### Requirement
Go through the records below and return each line that has "Free" in it.

Website and app data records:
....................

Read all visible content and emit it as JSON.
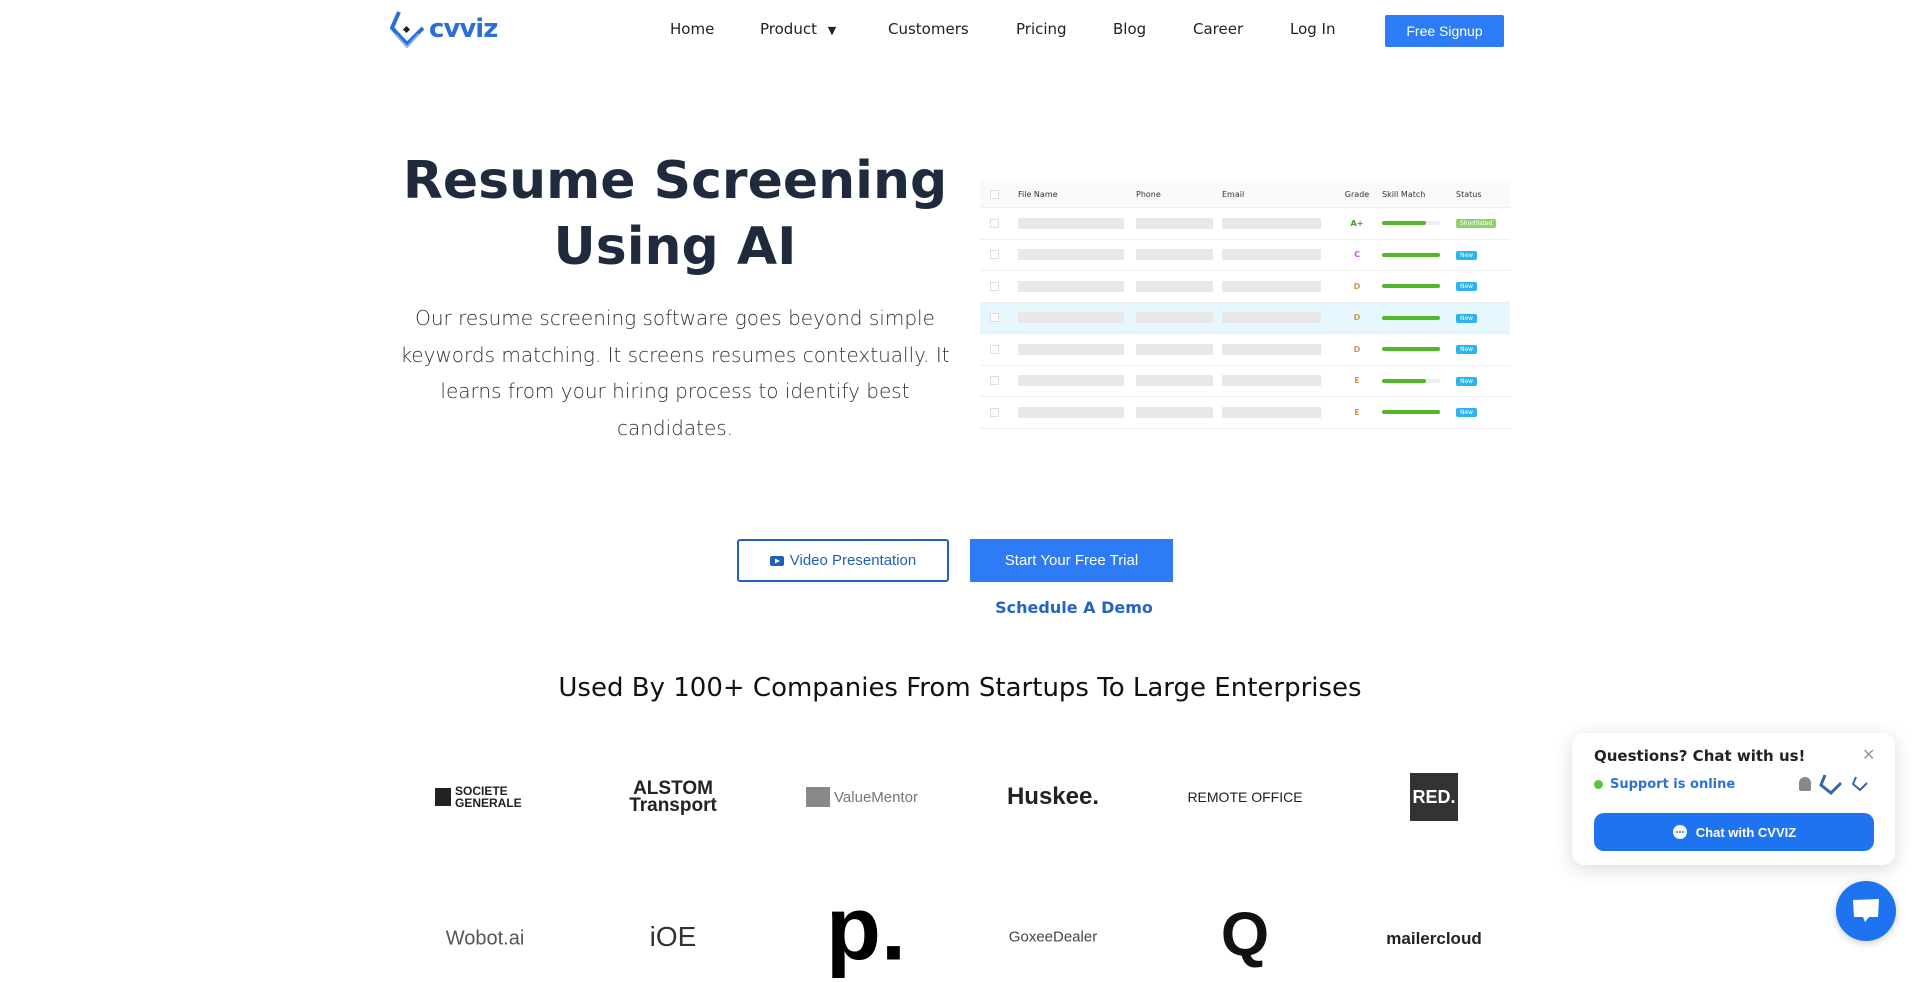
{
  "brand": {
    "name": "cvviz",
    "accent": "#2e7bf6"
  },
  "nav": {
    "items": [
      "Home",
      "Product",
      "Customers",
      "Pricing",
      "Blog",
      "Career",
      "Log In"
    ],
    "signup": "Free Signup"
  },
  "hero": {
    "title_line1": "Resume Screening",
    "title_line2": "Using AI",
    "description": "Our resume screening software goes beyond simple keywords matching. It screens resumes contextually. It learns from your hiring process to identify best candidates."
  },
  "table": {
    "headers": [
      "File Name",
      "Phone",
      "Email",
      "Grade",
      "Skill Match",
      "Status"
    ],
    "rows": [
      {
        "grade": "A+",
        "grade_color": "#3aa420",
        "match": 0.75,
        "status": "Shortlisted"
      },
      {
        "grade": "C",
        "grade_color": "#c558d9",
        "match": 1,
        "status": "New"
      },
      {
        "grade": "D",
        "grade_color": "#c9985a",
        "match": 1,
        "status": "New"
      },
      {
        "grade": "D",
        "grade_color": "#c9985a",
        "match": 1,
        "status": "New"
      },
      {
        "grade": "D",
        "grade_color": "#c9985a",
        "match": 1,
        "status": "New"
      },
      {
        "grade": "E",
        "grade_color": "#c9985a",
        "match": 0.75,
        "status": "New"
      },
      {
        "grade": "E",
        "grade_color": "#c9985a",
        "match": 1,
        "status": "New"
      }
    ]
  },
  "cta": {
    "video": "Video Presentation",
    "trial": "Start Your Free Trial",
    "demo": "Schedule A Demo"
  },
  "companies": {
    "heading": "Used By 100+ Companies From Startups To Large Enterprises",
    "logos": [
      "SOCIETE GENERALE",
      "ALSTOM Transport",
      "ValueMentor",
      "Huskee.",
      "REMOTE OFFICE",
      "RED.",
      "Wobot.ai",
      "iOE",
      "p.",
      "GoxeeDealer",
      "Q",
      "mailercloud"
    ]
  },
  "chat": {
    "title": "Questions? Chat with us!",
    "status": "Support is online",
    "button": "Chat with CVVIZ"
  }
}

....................

### Written answer
    "signup": "Free Signup"
    "trial": "Start Your Free Trial",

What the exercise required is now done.